**INSTRUCTIONS FOR THE TASK**
Which lines of the data contain the string "icon"? Copy every one of them.

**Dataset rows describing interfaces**
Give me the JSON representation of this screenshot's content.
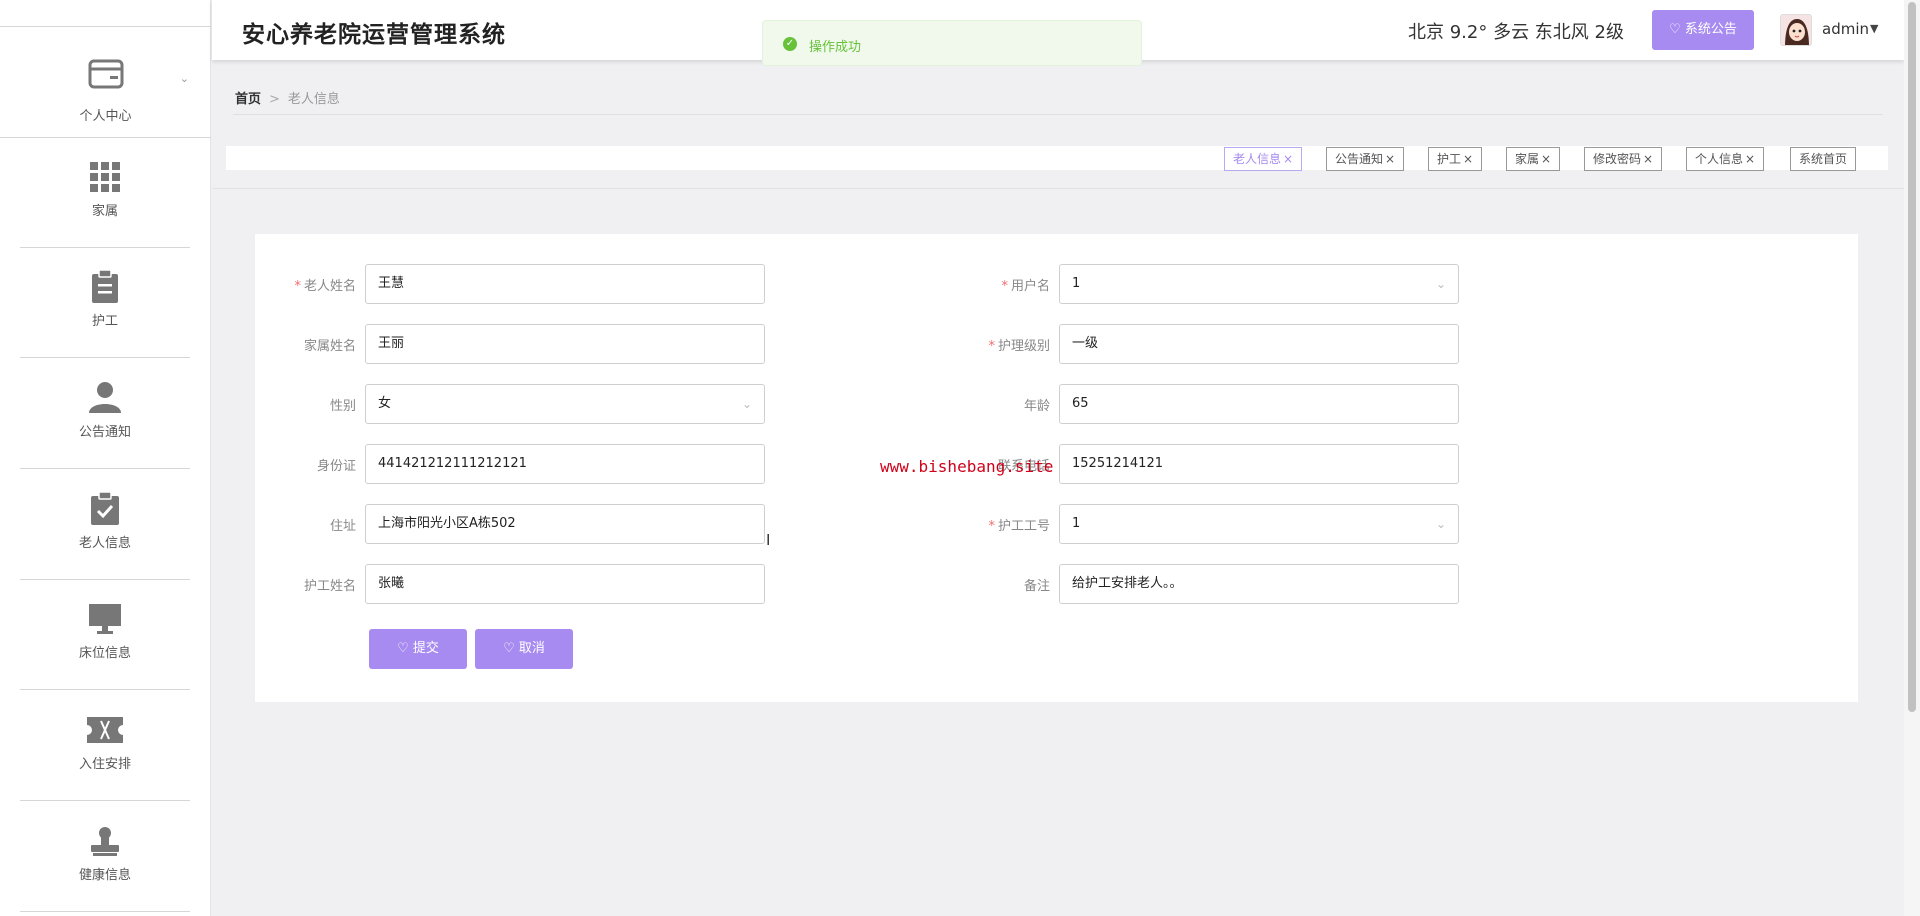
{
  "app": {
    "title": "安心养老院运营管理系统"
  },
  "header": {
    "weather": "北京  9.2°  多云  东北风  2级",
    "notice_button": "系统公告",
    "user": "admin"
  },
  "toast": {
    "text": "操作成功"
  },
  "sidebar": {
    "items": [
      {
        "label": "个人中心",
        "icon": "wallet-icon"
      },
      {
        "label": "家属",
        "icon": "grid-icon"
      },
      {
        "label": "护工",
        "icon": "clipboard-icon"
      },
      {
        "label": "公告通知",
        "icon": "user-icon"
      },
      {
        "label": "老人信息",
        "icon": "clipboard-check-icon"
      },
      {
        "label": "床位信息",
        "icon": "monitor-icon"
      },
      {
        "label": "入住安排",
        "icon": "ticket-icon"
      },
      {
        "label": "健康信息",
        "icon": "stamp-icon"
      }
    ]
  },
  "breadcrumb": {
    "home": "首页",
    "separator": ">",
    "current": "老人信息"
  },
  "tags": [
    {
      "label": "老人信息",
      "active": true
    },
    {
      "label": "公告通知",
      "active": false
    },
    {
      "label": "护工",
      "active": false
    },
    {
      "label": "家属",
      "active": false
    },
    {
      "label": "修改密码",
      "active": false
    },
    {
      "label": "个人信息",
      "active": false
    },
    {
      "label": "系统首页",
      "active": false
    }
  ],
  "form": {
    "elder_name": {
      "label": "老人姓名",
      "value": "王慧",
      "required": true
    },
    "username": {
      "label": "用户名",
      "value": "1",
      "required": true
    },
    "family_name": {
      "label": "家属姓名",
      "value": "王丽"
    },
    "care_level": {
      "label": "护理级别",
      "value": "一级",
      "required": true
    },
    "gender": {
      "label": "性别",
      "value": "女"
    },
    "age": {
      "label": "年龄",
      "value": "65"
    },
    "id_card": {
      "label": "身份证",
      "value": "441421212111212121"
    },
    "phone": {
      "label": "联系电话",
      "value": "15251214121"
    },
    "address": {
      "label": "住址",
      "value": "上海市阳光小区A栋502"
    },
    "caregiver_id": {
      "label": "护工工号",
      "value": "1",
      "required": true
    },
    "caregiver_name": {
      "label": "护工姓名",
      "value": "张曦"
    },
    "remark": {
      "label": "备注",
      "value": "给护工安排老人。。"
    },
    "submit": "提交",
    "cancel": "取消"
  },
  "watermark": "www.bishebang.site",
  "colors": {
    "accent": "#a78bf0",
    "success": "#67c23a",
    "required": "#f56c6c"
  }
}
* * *
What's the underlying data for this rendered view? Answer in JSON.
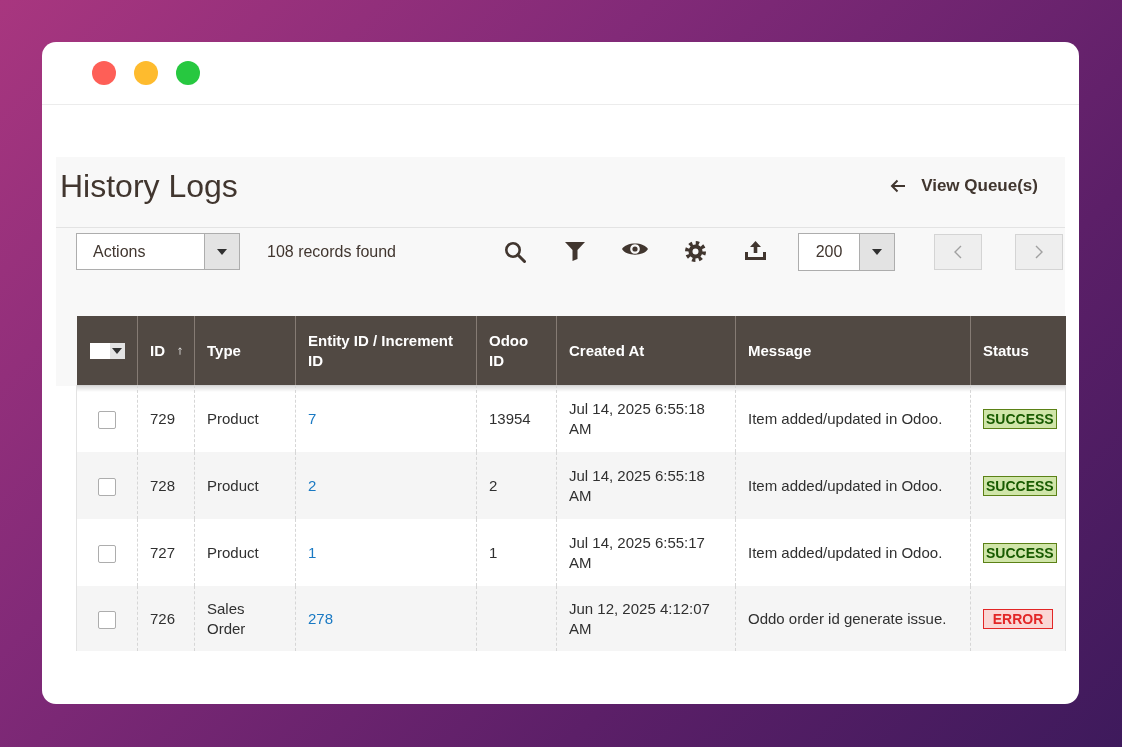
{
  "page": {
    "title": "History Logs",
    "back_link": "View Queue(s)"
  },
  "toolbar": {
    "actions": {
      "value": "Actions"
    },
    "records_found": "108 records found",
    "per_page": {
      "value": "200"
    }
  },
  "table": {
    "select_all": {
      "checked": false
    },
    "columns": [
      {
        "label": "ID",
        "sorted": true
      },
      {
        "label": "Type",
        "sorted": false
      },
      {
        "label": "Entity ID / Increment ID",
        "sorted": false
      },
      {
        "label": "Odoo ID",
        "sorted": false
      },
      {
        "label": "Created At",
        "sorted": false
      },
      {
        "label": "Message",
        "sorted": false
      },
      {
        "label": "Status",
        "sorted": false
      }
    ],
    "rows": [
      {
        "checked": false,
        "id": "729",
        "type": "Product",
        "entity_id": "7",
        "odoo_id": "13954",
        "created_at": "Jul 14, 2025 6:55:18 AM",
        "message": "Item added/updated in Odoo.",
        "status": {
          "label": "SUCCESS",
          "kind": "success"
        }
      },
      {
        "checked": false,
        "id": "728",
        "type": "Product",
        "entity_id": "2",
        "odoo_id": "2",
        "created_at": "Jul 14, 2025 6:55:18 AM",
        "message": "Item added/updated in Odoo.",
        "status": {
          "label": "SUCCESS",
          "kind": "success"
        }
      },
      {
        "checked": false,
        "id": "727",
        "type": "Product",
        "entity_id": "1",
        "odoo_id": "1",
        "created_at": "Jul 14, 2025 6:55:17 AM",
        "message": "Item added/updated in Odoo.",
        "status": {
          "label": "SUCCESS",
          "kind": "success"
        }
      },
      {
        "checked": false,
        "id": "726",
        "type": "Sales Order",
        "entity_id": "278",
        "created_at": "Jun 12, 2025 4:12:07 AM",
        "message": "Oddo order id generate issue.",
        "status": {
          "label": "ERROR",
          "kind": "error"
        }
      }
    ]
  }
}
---
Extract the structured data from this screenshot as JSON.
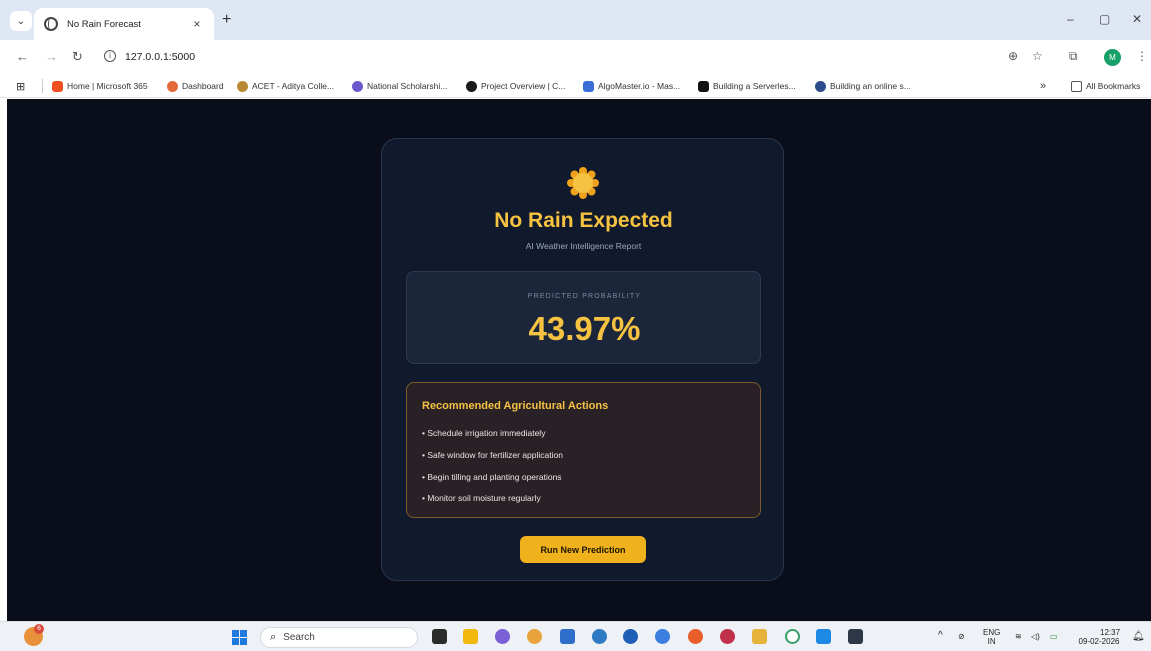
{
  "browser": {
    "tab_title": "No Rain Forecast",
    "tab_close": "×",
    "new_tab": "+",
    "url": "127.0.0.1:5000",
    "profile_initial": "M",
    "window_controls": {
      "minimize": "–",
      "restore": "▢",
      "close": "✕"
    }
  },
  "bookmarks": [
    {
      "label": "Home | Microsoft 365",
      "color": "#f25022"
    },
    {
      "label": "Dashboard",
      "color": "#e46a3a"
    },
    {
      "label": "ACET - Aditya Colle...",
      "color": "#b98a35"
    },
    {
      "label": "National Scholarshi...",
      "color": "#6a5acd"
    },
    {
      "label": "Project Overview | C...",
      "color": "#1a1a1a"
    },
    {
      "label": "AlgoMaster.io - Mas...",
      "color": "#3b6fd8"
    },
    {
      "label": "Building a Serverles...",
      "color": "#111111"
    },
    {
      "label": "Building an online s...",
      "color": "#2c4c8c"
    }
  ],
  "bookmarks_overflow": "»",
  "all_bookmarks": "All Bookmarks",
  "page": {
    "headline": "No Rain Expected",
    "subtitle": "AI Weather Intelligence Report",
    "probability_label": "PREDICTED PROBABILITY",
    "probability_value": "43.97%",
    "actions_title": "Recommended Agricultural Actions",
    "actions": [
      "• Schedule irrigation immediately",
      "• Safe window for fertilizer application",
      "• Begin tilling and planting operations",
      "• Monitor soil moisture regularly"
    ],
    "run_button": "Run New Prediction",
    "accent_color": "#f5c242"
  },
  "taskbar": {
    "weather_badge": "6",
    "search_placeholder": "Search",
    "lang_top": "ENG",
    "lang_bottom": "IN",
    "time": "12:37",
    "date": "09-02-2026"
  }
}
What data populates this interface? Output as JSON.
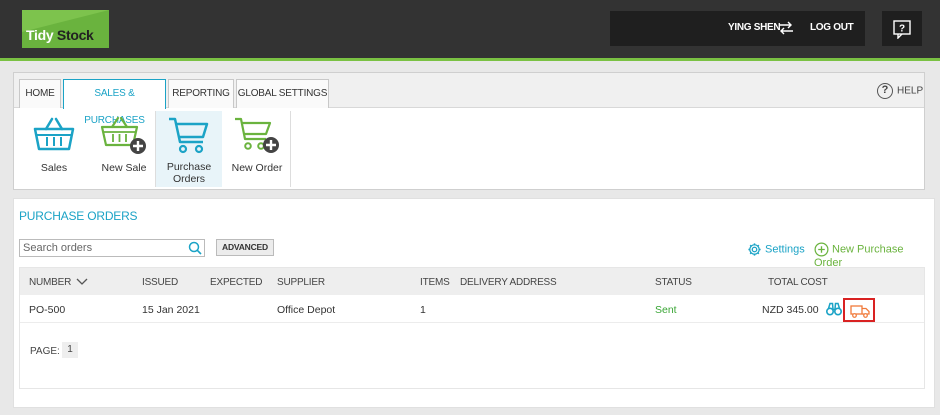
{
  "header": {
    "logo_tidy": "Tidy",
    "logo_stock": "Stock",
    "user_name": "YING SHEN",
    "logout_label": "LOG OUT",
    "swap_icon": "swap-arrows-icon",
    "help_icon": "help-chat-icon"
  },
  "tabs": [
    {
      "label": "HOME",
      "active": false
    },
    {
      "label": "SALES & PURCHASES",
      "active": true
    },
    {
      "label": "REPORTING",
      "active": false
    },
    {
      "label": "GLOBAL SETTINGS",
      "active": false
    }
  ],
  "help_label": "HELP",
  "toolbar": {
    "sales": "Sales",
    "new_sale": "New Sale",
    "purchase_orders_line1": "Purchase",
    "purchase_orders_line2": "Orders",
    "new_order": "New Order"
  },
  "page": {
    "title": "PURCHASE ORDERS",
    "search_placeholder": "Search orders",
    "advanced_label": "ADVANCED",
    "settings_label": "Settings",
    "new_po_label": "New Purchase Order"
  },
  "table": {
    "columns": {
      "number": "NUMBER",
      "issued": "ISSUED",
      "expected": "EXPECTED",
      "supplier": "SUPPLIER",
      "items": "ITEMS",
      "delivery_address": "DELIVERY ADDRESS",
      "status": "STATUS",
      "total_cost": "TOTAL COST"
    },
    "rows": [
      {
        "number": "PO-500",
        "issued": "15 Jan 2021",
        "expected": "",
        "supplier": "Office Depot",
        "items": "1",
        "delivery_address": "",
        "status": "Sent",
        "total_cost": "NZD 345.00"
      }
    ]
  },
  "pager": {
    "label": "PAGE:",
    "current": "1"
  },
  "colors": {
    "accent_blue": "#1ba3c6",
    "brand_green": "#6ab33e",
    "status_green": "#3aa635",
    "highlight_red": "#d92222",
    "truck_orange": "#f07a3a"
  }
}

**TASK OUTPUT**
        "icon": "wallet-icon"
        "icon": "grid-icon"
        "icon": "clipboard-icon"
        "icon": "user-icon"
        "icon": "clipboard-check-icon"
        "icon": "monitor-icon"
        "icon": "ticket-icon"
        "icon": "stamp-icon"
    "swap_icon": "swap-arrows-icon",
    "help_icon": "help-chat-icon"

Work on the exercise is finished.